The IBD/TIPP Economic Optimism Index is 48.1 in July, unchanged from a month earlier and down from 49.7 in May.
The reading topped the neutral 50 twice in early 2015, as drivers enjoyed a windfall from cheaper gasoline. But prices at the pump have rebounded significantly from January's lows.
The U.S. is adding jobs, but June's employment report out last Thursday showed labor participation falling to the lowest since 1977 while wages stalled.
"Americans are split on their assessment of current economic conditions — 48% think it is improving, while 49% think it is not," said Raghavan Mayur, president of TechnoMetrica, IBD's polling partner. "The stock market is also under pressure."
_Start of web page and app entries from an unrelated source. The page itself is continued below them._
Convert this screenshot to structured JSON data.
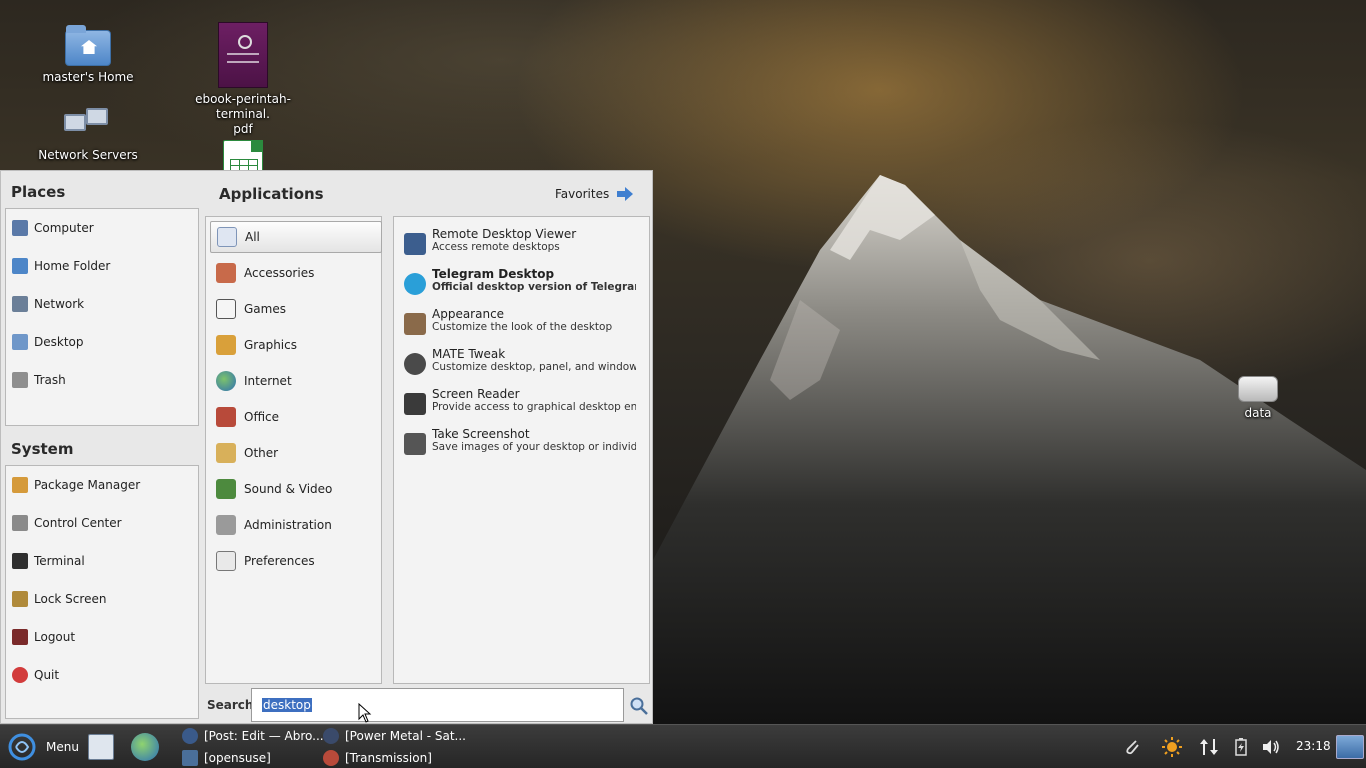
{
  "desktop": {
    "icons": [
      {
        "label": "master's Home",
        "icon": "home-folder-icon"
      },
      {
        "label": "ebook-perintah-terminal.\npdf",
        "icon": "pdf-book-icon"
      },
      {
        "label": "Network Servers",
        "icon": "network-icon"
      },
      {
        "label": "data",
        "icon": "drive-icon"
      }
    ]
  },
  "menu": {
    "places_title": "Places",
    "places": [
      {
        "label": "Computer",
        "icon": "computer-icon"
      },
      {
        "label": "Home Folder",
        "icon": "home-icon"
      },
      {
        "label": "Network",
        "icon": "network-icon"
      },
      {
        "label": "Desktop",
        "icon": "desktop-icon"
      },
      {
        "label": "Trash",
        "icon": "trash-icon"
      }
    ],
    "system_title": "System",
    "system": [
      {
        "label": "Package Manager",
        "icon": "package-icon"
      },
      {
        "label": "Control Center",
        "icon": "control-center-icon"
      },
      {
        "label": "Terminal",
        "icon": "terminal-icon"
      },
      {
        "label": "Lock Screen",
        "icon": "lock-icon"
      },
      {
        "label": "Logout",
        "icon": "logout-icon"
      },
      {
        "label": "Quit",
        "icon": "power-icon"
      }
    ],
    "applications_title": "Applications",
    "favorites_label": "Favorites",
    "categories": [
      {
        "label": "All",
        "selected": true
      },
      {
        "label": "Accessories"
      },
      {
        "label": "Games"
      },
      {
        "label": "Graphics"
      },
      {
        "label": "Internet"
      },
      {
        "label": "Office"
      },
      {
        "label": "Other"
      },
      {
        "label": "Sound & Video"
      },
      {
        "label": "Administration"
      },
      {
        "label": "Preferences"
      }
    ],
    "apps": [
      {
        "name": "Remote Desktop Viewer",
        "desc": "Access remote desktops",
        "icon": "remote-desktop-icon"
      },
      {
        "name": "Telegram Desktop",
        "desc": "Official desktop version of Telegram messa...",
        "icon": "telegram-icon",
        "bold": true
      },
      {
        "name": "Appearance",
        "desc": "Customize the look of the desktop",
        "icon": "appearance-icon"
      },
      {
        "name": "MATE Tweak",
        "desc": "Customize desktop, panel, and window man...",
        "icon": "tweak-icon"
      },
      {
        "name": "Screen Reader",
        "desc": "Provide access to graphical desktop environ...",
        "icon": "screen-reader-icon"
      },
      {
        "name": "Take Screenshot",
        "desc": "Save images of your desktop or individual wi...",
        "icon": "camera-icon"
      }
    ],
    "search": {
      "label": "Search:",
      "value": "desktop"
    }
  },
  "taskbar": {
    "menu_label": "Menu",
    "tasks": [
      {
        "label": "[Post: Edit — Abro...",
        "icon": "browser-icon"
      },
      {
        "label": "[opensuse]",
        "icon": "folder-icon"
      },
      {
        "label": "[Power Metal - Sat...",
        "icon": "music-icon"
      },
      {
        "label": "[Transmission]",
        "icon": "transmission-icon"
      }
    ],
    "clock": "23:18"
  }
}
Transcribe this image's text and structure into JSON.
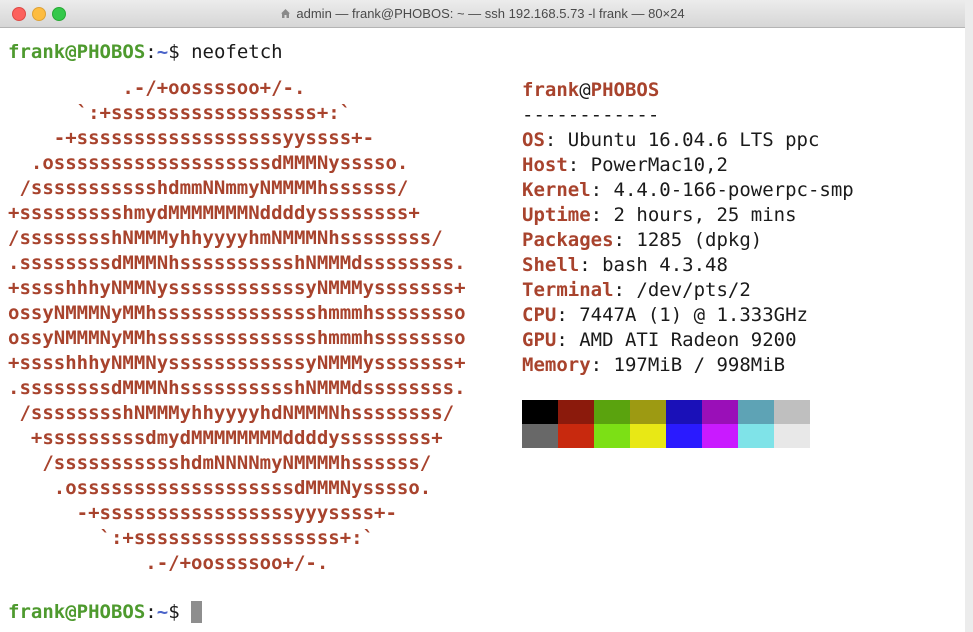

As 2015 wears on, the year-over-year comparisons for energy costs will get harder.
Whether or not Americans realize that, they are increasingly gloomy about the future.
The Six-Month Outlook Index fell for a third straight month, sinking 0.8 point to 44.5. That's the lowest since last September.
Meanwhile, the Personal Financial Outlook Index fell to 55.6 from June's 57.7 and May's long-time high of 58.3.
Confidence in federal economic policies shot up 3 points to a still-low 44.2.
Within the overall index, confidence fell 2.8 points to 48.2 among men, but rose 2.8 points to 48 among women.
With the S&P 500 retreating since late May, self-described investors were more pessimistic about the economy now and at year-end, while non-investors were less so on both counts.
But Americans could get a fresh gas-infused jolt to their wallets in the coming weeks. Gas prices have dipped again and that could continue as crude futures tumble on China concerns.